New virtual discussion series helps Brandywine students transition to college

Penn State Brandywine Student Union Building.

To help students transition to college, Brandywine offered a new series of student-to-student panel discussions this fall called Survive and Thrive at Brandywine: Conversations with Peer Leaders. 

Credit: Mike McDade

Transitioning from high school to college can be challenging under the best of circumstances. But for many first-year students, beginning college during a pandemic added an unusual aspect to the adjustment.

To support students with their transition, Penn State Brandywine offered a new series of student-to-student panel discussions this fall. Titled "Survive and Thrive at Brandywine: Conversations with Peer Leaders," the six forums included topics such as how to balance school, work and friends during remote learning; how college differs from high school; what to do when things don’t go right; tips and tricks for midterms; making connections and dealing with end-of-semester stress.

More than 110 students attended at least one discussion, with each session drawing up to 50 attendees plus two to four panelists. Although targeted to first-year students, the program was open to all Brandywine students.

The series was the idea of James Berkey, assistant professor of English and director of the campus writing studio, and Christine Brown, associate teaching professor and coordinator of the campus learning center.

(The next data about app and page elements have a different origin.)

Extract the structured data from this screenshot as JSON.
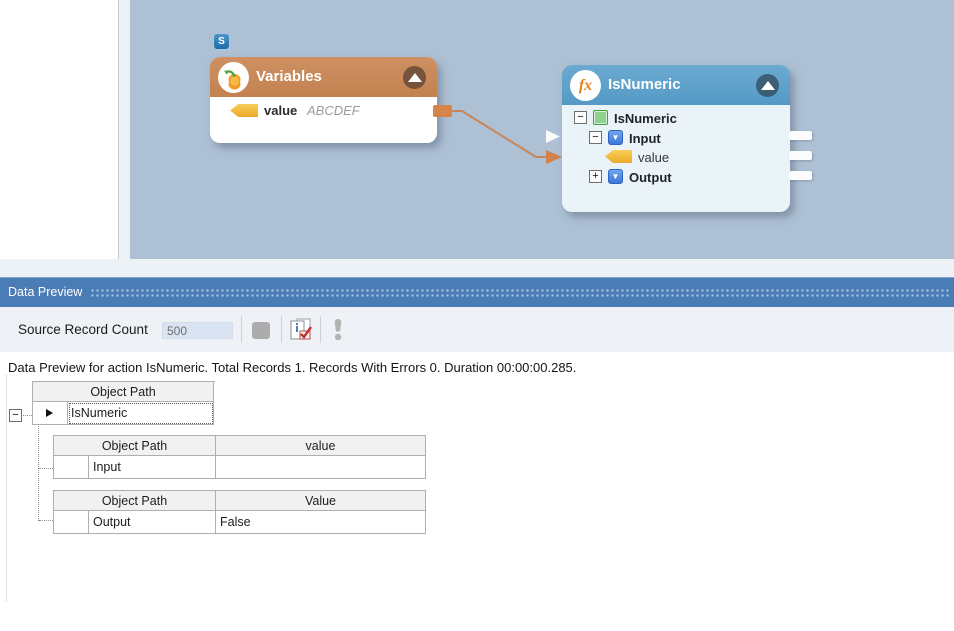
{
  "canvas": {
    "step_badge": "S",
    "variables_node": {
      "title": "Variables",
      "field": {
        "name": "value",
        "value": "ABCDEF"
      }
    },
    "isnumeric_node": {
      "title": "IsNumeric",
      "rows": [
        {
          "label": "IsNumeric"
        },
        {
          "label": "Input"
        },
        {
          "label": "value"
        },
        {
          "label": "Output"
        }
      ]
    }
  },
  "data_preview": {
    "panel_title": "Data Preview",
    "toolbar": {
      "source_record_count_label": "Source Record Count",
      "source_record_count_value": "500"
    },
    "status_text": "Data Preview for action IsNumeric. Total Records 1. Records With Errors 0. Duration 00:00:00.285.",
    "root_table": {
      "header": "Object Path",
      "row_label": "IsNumeric"
    },
    "input_table": {
      "headers": [
        "Object Path",
        "value"
      ],
      "row": {
        "path": "Input",
        "value": ""
      }
    },
    "output_table": {
      "headers": [
        "Object Path",
        "Value"
      ],
      "row": {
        "path": "Output",
        "value": "False"
      }
    }
  },
  "colors": {
    "canvas_bg": "#ADC0D4",
    "variables_header": "#C98B5E",
    "isnumeric_header": "#5FA1CA",
    "isnumeric_body": "#E9F3F8",
    "panel_bar": "#4A7CB5",
    "connector": "#C8865A",
    "accent_yellow": "#F0B93C"
  }
}
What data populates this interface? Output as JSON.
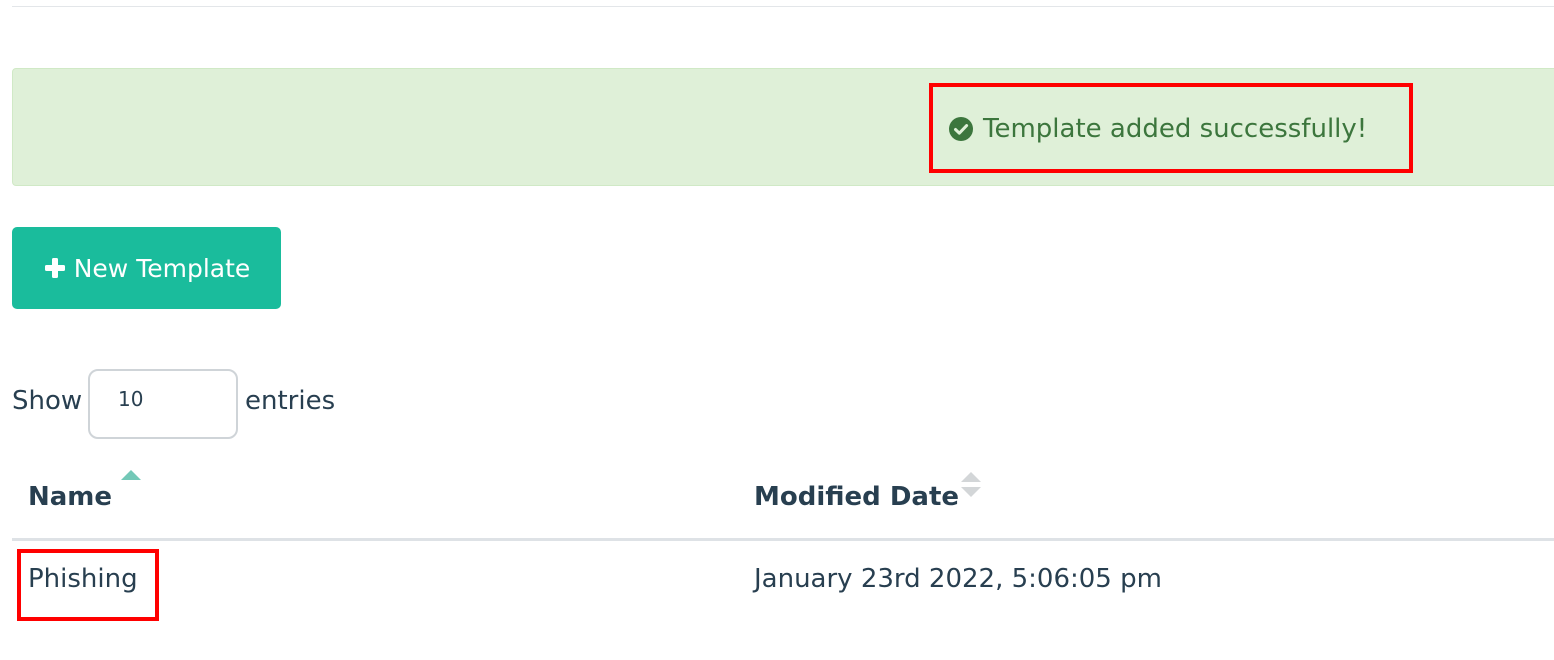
{
  "alert": {
    "message": "Template added successfully!",
    "icon": "check-circle-icon",
    "text_color": "#3c763d",
    "background": "#dff0d8"
  },
  "toolbar": {
    "new_template_label": "New Template",
    "new_template_icon": "plus-icon",
    "button_color": "#1abc9c"
  },
  "table_length": {
    "show_label": "Show",
    "value": "10",
    "entries_label": "entries"
  },
  "table": {
    "columns": [
      {
        "label": "Name",
        "sort": "ascending"
      },
      {
        "label": "Modified Date",
        "sort": "none"
      }
    ],
    "rows": [
      {
        "name": "Phishing",
        "modified_date": "January 23rd 2022, 5:06:05 pm"
      }
    ]
  },
  "highlight_color": "#ff0000"
}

After learning about virtual forums held at Penn State Berks, “it got us thinking we should do something like this about transitioning to the first semester and what that's like,” Berkey said. “Chris and I talked about how we could make this work with peer mentors, and as a way to really help students make that transition to their first year of college.”

Helping students connect with each other was another motivation, Brown said. “When we would talk in the summer, we asked ‘How are we going to build community among our students when some are on campus, but many are remote?’ So a lot of the ideas came from that as well.”

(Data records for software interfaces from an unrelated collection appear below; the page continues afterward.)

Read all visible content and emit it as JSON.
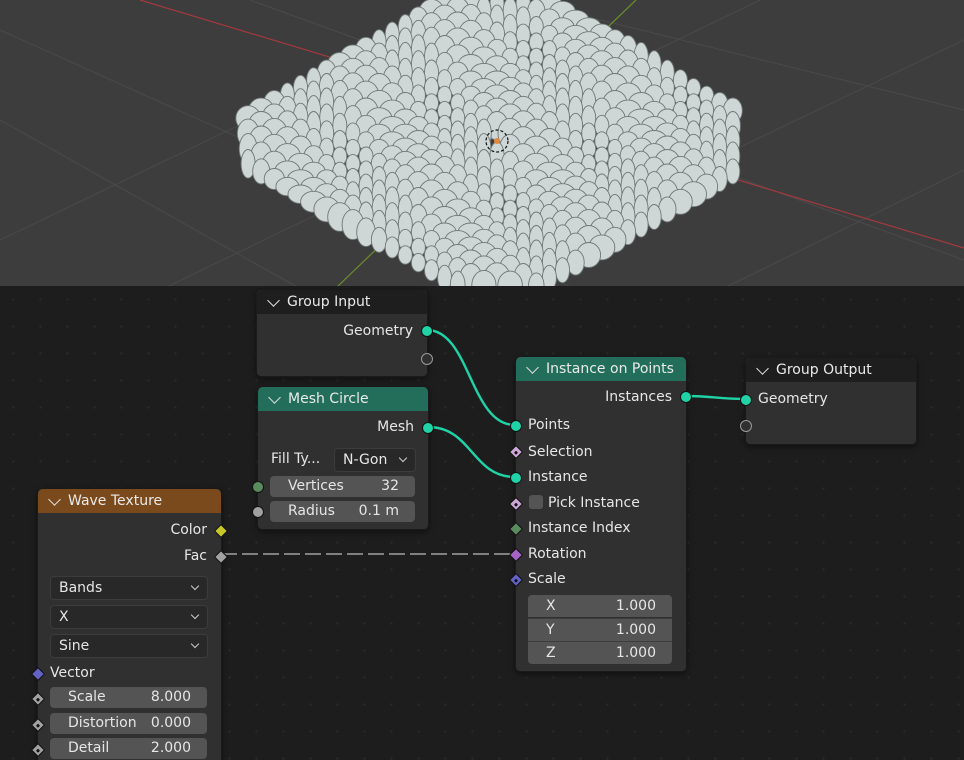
{
  "viewport": {
    "disc_color": "#cfd6d6",
    "x_axis_color": "#a3393e",
    "y_axis_color": "#6a8e2c",
    "grid_color": "#4a4a4a"
  },
  "nodes": {
    "group_input": {
      "title": "Group Input",
      "outputs": [
        "Geometry"
      ]
    },
    "mesh_circle": {
      "title": "Mesh Circle",
      "output": "Mesh",
      "fill_type_label": "Fill Ty...",
      "fill_type_value": "N-Gon",
      "vertices_label": "Vertices",
      "vertices_value": "32",
      "radius_label": "Radius",
      "radius_value": "0.1 m"
    },
    "instance_on_points": {
      "title": "Instance on Points",
      "output": "Instances",
      "inputs": [
        "Points",
        "Selection",
        "Instance",
        "Pick Instance",
        "Instance Index",
        "Rotation",
        "Scale"
      ],
      "scale": [
        {
          "axis": "X",
          "value": "1.000"
        },
        {
          "axis": "Y",
          "value": "1.000"
        },
        {
          "axis": "Z",
          "value": "1.000"
        }
      ]
    },
    "group_output": {
      "title": "Group Output",
      "input": "Geometry"
    },
    "wave_texture": {
      "title": "Wave Texture",
      "outputs": [
        "Color",
        "Fac"
      ],
      "dropdowns": [
        "Bands",
        "X",
        "Sine"
      ],
      "vector_label": "Vector",
      "fields": [
        {
          "label": "Scale",
          "value": "8.000"
        },
        {
          "label": "Distortion",
          "value": "0.000"
        },
        {
          "label": "Detail",
          "value": "2.000"
        }
      ]
    }
  },
  "colors": {
    "geometry_socket": "#1fd3a6",
    "float_socket": "#a1a1a1",
    "color_socket": "#c7c729",
    "vector_socket": "#6363c7",
    "bool_socket": "#cca6d6",
    "int_socket": "#598c5c",
    "rotation_socket": "#a663c7",
    "link_color": "#1fd3a6"
  }
}
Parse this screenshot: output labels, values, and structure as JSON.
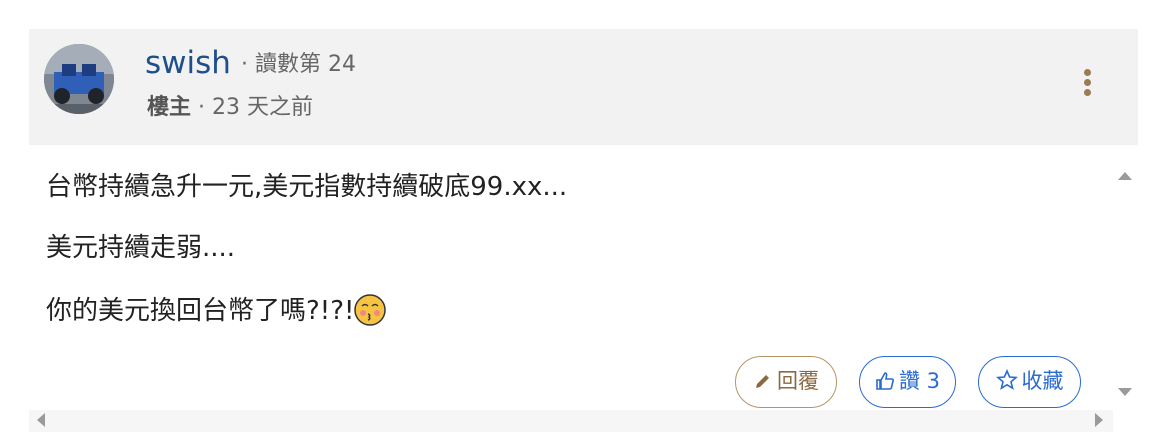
{
  "post": {
    "author": "swish",
    "floor": "· 讀數第 24",
    "role": "樓主",
    "separator": " · ",
    "time": "23 天之前",
    "lines": [
      "台幣持續急升一元,美元指數持續破底99.xx...",
      "美元持續走弱....",
      "你的美元換回台幣了嗎?!?!"
    ],
    "emoji": "kissing-face-emoji"
  },
  "actions": {
    "reply_label": "回覆",
    "like_label": "讚 3",
    "fav_label": "收藏"
  },
  "colors": {
    "header_bg": "#f2f2f2",
    "username": "#1e4e8c",
    "reply_accent": "#b79566",
    "like_accent": "#2a6bd1"
  },
  "icons": [
    "more-vertical-icon",
    "pencil-icon",
    "thumbs-up-icon",
    "star-outline-icon"
  ]
}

Berkey and Brown both felt Keiaisha Jackson, a senior psychology major, would be an effective moderator. Jackson has been very active on campus as a lion ambassador, peer mentor and member of student government and numerous clubs. Together, the three developed a list of topics. Jackson developed the discussion questions and reached out to other students to serve as panelists, drawing from student government, clubs, residence life, orientation leaders and peer mentors.

“We really created a space for students to come together and hear from other students who've been where they are, but not necessarily living through the exact same circumstances as first-year students,” Jackson said. “We're all going through this pandemic together as students. But I feel like first-year students missed out on a lot of opportunities to connect with each other and to really feel a part of the campus life.”

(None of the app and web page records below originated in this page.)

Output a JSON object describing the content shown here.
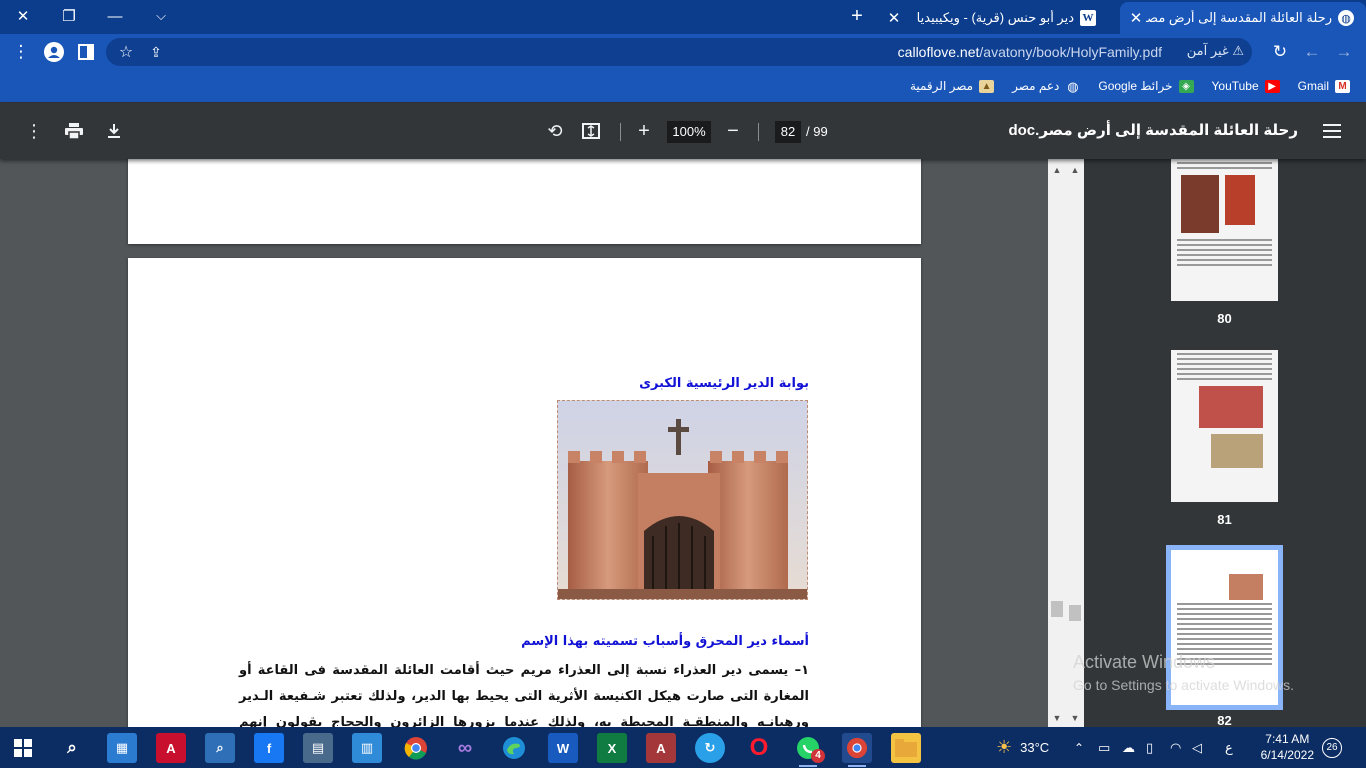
{
  "tabs": [
    {
      "title": "رحلة العائلة المقدسة إلى أرض مصر",
      "icon": "globe-icon",
      "active": true
    },
    {
      "title": "دير أبو حنس (قرية) - ويكيبيديا",
      "icon": "wikipedia-icon",
      "active": false
    }
  ],
  "address": {
    "security_label": "غير آمن",
    "url_host": "calloflove.net",
    "url_path": "/avatony/book/HolyFamily.pdf"
  },
  "bookmarks": [
    {
      "label": "Gmail",
      "icon": "gmail-icon",
      "color": "#d93025"
    },
    {
      "label": "YouTube",
      "icon": "youtube-icon",
      "color": "#ff0000"
    },
    {
      "label": "خرائط Google",
      "icon": "maps-icon",
      "color": "#34a853"
    },
    {
      "label": "دعم مصر",
      "icon": "globe-icon",
      "color": "#ffffff"
    },
    {
      "label": "مصر الرقمية",
      "icon": "digital-egypt-icon",
      "color": "#e8d39a"
    }
  ],
  "pdf": {
    "title": "رحلة العائلة المقدسة إلى أرض مصر.doc",
    "current_page": "82",
    "total_pages": "/ 99",
    "zoom": "100%"
  },
  "page": {
    "caption_gate": "بوابة الدير الرئيسية الكبرى",
    "heading_names": "أسماء دير المحرق وأسباب تسميته بهذا الإسم",
    "paragraph": "١– يسمى دير العذراء نسبة إلى العذراء مريم حيث أقامت العائلة المقدسة فى القاعة أو المغارة التى صارت هيكل الكنيسة الأثرية التى يحيط بها الدير، ولذلك تعتبر شـفيعة الـدير ورهبانـه والمنطقـة المحيطة به، ولذلك عندما يزورها الزائرون والحجاج يقولون إنهم ذاهبون إلى العذراء"
  },
  "thumbnails": [
    {
      "number": "80",
      "selected": false
    },
    {
      "number": "81",
      "selected": false
    },
    {
      "number": "82",
      "selected": true
    }
  ],
  "watermark": {
    "line1": "Activate Windows",
    "line2": "Go to Settings to activate Windows."
  },
  "taskbar": {
    "apps": [
      "windows-start-icon",
      "search-icon",
      "calculator-app-icon",
      "autocad-icon",
      "magnifier-icon",
      "facebook-icon",
      "calculator-icon",
      "calendar-icon",
      "chrome-icon",
      "visual-studio-icon",
      "edge-icon",
      "word-icon",
      "excel-icon",
      "access-icon",
      "sync-icon",
      "opera-icon",
      "whatsapp-icon",
      "chrome-profile-icon",
      "file-explorer-icon"
    ],
    "whatsapp_badge": "4",
    "temperature": "33°C",
    "lang": "ع",
    "time": "7:41 AM",
    "date": "6/14/2022",
    "notifications": "26"
  }
}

“We had very candid and open discussions and I think we really saw that first-year students are craving more connection and more opportunities to voice how they're feeling about all of this,” she added. “A lot of students were saying they really appreciated just being able to listen to the panel.”

Jemimah Mwaba, a senior business major who is a resident assistant, lion ambassador and also involved with several clubs, served as a panelist for two of the sessions.

“It was cool to talk about student life and give tips,” Mwaba said. “And it's really cool to hear that from students who are also going through the same thing. I was really surprised at just how happy the students were to be participating and how engaged they were. It’s such a wonderful experience to know you are having an impact on them.”

Berkey and Brown felt the program achieved its goals: fostering connections and building community for students, giving peer leaders another way to use and share their skills, providing a support system for students, and sharing tips on coping strategies such as time management and stress management. They hope to continue the program in future semesters.

“It exceeded my expectations,” Brown said. “It turned into an uplifting, hopeful event. Every time, I would leave with a smile on my face. Just to hear the students take ownership themselves and learn from each other, it was such a nice thing. I think our new students received the messages so much better because they were coming from student to student.”

“It exceeded expectations not only in terms of the numbers of students who showed up, but just the energy in the Zoom room and the level of engagement,” Berkey said, adding that the series could perhaps be more formally incorporated into the first-year experience on campus. “It's a nice way of tapping student leaders to help acclimate new students to the campus.”

For Jackson, who is graduating on Dec. 19, her experience moderating the panels was a memorable one.

“This has been one of my favorite things to do of all the leadership positions I've held,” Jackson said. “And I want to give credit where it's due, with respect to Dr. Berkey and Dr. Brown coming up with this idea and helping me moderate. It’s definitely something that should continue.”